King, V. T., 2000, Selected history of Maine mining and minerals, in
King, V. T., ed., Mineralogy of
Maine, Volume 2: Mining history, gems, and geology: Augusta, Maine
Geological Survey, p. 17-254.
Marvinney, R. G., and Thompson, W. B., 2000, A geologic history of Maine,
in King, V. T., ed., Mineralogy
of Maine, Volume 2: Mining history, gems, and geology: Augusta, Maine
Geological Survey, p. 1-8.
Perham, J. C., 1987, Maine's treasure chest - gems and minerals of Oxford
County: West Paris, Maine, Quicksilver Publications, 269 p.
Simmons, W. B., Foord, E. E., Falster, A. U., and King, V. T. ,1995,
Evidence for an anatectic origin of granitic pegmatites, western Maine,
USA: Geological Society of America, Abstracts with Programs, v. 27, no.
6, p. A411.
Simmons, W. B., Foord, E. E., and Falster, A. U., 1996, Anatectic origin
of granitic pegmatites, western Maine, USA: GAC-MAC Annual meeting, Winnipeg,
Abstracts with Programs.
Thompson, W. B., Joyner, D. L., Woodman, R. G., and King, V. T., 1998,
A collector's guide to Maine mineral
localities: Augusta, Maine Geological Survey, Bulletin 41 (3rd ed.),
Tomascak, P. B., Krogstad, E. J., and Walker, R. J., 1996, U-Pb monazite
geochronology of granitic rocks from Maine: implications for late Paleozoic
tectonics in the northern Appalachians: Journal of Geology, v. 104, p.
Wise, M. A., and Francis, C. A., 1992, Distribution, classification
and geological setting of granitic pegmatites in Maine: Northeastern Geology,
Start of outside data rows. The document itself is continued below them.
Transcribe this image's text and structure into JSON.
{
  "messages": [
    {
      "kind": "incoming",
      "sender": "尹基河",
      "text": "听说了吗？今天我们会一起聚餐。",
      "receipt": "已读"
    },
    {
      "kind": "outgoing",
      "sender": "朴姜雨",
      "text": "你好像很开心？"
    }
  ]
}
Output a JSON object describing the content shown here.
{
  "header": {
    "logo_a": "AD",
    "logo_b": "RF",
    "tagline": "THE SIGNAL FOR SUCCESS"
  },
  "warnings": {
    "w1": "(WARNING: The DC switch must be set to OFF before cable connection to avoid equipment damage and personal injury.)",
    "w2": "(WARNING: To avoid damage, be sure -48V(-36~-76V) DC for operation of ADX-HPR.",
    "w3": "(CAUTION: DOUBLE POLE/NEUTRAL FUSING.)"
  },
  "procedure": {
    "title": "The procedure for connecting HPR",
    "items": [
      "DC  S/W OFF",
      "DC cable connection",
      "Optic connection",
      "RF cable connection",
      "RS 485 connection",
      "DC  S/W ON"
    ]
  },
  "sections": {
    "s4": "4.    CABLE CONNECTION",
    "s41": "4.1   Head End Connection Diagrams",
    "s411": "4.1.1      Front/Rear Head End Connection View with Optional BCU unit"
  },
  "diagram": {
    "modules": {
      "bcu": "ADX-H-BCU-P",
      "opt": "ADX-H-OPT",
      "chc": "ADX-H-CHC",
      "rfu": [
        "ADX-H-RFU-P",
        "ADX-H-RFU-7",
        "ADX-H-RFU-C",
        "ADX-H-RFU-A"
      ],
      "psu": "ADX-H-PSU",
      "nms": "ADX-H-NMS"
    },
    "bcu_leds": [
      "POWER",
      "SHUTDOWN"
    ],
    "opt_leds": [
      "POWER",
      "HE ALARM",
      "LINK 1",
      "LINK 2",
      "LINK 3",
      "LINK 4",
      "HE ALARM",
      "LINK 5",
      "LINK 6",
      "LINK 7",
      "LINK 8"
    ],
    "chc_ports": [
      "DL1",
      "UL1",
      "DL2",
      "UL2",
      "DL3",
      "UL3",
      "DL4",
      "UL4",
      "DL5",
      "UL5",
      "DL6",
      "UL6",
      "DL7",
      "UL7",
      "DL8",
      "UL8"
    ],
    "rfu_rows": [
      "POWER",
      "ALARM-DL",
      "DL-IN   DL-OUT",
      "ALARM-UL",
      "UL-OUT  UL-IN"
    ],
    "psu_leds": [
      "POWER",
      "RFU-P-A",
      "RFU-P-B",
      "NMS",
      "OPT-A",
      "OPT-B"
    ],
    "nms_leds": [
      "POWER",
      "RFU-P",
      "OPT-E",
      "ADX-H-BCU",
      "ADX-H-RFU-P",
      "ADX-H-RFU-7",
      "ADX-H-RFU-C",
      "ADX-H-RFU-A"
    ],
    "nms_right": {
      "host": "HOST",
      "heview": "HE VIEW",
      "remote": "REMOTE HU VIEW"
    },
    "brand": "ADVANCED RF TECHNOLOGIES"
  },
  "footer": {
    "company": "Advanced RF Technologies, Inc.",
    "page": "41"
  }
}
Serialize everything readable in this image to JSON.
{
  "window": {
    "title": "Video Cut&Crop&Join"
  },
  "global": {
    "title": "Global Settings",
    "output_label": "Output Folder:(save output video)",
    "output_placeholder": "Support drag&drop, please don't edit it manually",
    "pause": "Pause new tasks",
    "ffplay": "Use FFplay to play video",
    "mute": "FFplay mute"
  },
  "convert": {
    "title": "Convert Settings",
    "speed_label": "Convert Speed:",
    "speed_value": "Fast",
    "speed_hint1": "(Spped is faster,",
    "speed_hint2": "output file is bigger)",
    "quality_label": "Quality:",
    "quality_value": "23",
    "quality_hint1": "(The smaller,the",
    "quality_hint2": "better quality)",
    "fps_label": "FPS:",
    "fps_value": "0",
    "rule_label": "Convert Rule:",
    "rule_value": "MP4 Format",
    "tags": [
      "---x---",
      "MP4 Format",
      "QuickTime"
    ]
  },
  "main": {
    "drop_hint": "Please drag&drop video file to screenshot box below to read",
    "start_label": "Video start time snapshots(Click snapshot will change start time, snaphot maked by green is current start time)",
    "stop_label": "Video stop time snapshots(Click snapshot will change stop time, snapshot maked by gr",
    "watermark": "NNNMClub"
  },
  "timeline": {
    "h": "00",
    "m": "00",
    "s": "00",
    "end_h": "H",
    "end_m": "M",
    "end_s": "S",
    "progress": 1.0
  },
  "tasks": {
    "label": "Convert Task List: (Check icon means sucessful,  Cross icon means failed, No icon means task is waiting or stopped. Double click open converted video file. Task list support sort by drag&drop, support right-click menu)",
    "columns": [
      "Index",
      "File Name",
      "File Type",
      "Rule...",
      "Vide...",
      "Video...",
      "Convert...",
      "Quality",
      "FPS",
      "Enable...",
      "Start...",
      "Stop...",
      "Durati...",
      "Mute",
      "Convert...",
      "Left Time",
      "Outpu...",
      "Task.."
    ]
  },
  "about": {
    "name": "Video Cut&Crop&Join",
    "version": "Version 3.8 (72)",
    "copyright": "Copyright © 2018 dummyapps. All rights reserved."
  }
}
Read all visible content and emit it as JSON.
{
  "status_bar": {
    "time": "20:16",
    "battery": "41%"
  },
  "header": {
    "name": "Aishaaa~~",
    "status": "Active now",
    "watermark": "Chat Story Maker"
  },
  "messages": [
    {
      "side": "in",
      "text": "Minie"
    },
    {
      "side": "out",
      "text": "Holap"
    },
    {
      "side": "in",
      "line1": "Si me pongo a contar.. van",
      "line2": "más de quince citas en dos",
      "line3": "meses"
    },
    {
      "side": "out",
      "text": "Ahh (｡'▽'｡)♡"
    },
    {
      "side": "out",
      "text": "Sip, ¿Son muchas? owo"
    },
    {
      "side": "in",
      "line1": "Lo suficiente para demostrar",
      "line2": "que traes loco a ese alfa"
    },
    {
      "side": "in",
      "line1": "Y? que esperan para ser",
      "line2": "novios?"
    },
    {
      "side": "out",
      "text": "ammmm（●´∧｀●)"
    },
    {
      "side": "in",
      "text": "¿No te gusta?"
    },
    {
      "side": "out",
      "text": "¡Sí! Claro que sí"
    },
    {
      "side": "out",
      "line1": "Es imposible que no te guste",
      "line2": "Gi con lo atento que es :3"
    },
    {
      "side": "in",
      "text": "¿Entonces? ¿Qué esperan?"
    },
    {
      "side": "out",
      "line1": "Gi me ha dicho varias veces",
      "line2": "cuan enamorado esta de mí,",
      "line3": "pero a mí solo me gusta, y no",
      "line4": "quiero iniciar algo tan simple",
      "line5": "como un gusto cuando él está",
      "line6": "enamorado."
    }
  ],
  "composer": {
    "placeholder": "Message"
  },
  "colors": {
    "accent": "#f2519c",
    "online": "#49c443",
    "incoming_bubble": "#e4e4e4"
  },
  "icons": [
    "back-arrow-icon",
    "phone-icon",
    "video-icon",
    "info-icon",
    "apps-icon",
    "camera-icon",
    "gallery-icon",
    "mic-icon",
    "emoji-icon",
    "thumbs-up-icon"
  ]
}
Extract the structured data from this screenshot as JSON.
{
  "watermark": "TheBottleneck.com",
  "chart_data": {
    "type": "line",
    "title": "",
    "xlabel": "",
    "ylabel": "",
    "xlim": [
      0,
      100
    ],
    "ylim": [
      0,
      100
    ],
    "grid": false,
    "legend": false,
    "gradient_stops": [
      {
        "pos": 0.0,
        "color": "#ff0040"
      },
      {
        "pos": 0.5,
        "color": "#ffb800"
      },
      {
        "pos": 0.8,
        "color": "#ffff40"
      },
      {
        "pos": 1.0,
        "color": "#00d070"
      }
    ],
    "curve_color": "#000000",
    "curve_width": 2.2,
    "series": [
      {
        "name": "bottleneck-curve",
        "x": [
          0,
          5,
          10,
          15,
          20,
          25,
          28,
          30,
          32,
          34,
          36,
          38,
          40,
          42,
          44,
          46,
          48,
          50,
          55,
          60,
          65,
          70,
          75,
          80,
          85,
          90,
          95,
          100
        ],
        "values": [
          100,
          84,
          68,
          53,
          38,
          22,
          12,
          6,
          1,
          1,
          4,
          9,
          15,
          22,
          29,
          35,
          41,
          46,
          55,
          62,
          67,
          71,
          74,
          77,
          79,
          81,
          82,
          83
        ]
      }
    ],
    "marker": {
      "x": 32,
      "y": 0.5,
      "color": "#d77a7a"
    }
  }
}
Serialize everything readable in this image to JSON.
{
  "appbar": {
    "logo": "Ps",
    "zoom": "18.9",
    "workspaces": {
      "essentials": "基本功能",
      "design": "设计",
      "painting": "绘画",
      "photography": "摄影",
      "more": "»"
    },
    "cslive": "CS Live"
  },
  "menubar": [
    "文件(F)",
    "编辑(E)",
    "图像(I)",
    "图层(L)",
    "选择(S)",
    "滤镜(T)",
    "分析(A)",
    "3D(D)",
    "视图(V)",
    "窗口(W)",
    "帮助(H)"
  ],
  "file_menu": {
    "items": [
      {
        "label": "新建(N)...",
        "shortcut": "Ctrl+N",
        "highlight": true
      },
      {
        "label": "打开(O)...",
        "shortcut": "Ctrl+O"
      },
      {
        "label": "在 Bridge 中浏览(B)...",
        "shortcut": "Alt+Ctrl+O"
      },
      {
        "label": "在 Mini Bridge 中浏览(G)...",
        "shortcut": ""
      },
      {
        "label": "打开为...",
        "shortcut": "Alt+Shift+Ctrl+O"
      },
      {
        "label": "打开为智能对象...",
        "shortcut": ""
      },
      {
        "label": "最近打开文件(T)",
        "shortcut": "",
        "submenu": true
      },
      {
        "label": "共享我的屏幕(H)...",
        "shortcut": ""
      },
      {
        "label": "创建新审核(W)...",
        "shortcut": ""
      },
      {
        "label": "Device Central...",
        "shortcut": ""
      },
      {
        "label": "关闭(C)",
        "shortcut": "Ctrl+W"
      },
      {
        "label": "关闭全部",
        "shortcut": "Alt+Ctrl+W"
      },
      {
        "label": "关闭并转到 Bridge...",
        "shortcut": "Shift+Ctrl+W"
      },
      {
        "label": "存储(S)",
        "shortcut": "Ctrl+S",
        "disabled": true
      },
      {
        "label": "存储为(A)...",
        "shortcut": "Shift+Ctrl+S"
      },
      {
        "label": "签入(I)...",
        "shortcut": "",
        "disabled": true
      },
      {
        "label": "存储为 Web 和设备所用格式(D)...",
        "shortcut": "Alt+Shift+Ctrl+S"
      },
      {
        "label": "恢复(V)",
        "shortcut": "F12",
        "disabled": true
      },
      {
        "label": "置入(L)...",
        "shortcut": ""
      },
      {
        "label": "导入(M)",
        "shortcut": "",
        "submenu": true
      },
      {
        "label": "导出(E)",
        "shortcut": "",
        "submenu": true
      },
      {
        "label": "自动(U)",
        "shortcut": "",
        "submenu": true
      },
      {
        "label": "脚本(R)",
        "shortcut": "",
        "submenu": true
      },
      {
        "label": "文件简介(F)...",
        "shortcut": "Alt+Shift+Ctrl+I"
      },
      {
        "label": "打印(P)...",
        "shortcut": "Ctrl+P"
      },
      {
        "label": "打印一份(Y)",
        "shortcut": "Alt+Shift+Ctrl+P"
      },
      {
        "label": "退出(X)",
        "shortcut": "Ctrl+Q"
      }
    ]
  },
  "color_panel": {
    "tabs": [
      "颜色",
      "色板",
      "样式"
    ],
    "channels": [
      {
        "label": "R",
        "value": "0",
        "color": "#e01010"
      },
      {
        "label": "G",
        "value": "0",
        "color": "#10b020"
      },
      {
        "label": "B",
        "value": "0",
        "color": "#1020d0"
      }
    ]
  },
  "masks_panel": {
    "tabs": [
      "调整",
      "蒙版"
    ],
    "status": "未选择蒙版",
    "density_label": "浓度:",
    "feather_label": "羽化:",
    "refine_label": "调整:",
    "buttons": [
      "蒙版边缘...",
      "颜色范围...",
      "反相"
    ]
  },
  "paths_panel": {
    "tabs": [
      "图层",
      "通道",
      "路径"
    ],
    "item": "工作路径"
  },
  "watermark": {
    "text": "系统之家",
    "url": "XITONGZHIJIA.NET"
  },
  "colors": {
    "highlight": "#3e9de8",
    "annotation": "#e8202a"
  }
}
v. 14, no. 2&3, p. 82-93.
Originally published on the web as the January 2001 Site of the Month.
Last updated on January 3, 2012